Thanks to Oleg for reminding me at OpenTech that I still hadn’t written this up yet…
If you’re interested in the workings behind it, check out this video from my Oxford Geek Nights presentation to hear about how Comet is like a small child on a car journey, find out how close web developers can get to world domination, and watch a live demonstration going pear-shaped.
- Presentation slides
- Shooting Star, the Rails Comet library
- Shooting Star walkthrough
- Comet Chaos Subversion repository
But if you’d rather just dive in and have a play, that’s fine too… For those of you unfamiliar with Chaos, it’s a turn-based game for 2-8 players, each one playing a wizard who has to try and kill of all opponents by casting spells. Most of these come in the form of creatures which you can move across the board to attack opposing creatures and wizards. As ever, World Of Spectrum has the full instructions.
Be aware that the current release is rather incomplete and experimental: the repertoire of spells is limited to creatures, ‘disbelieve’ and lightning bolts, the combat system is virtually non-existent (everything has a 50% chance of killing everything else), killing wizards isn’t tested, and the finer points of game mechanics (flying/mountable/undead creatures, ranged combat, law vs chaos) are unimplemented. But don’t let that put you off…
An equally important omission – and possibly the major reason why it’s attracted minimal user testing and feedback right now – is that there’s no way to invite other players, other than marking your game as ‘public’ so that it appears on the homepage. (Non-public games still have guessable URLs, though.) To join up with other players you’ll need to organise things on other channels, such as IRC. Ideally it needs proper user signups, invitations, notifications and friend lists…
Gosh. I wonder if this could be one of those “social network” things all the cool kids are talking about? And that various wise people at conferences say you should never implement yourself, but piggyback on an established one instead?
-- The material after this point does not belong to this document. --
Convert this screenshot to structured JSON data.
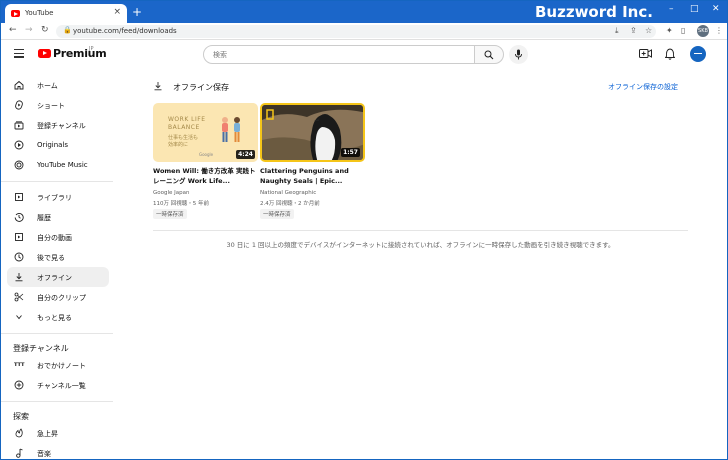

I suppose that means it’s time for me to swallow my pride and investigate the Facebook and/or OpenSocial APIs soon then.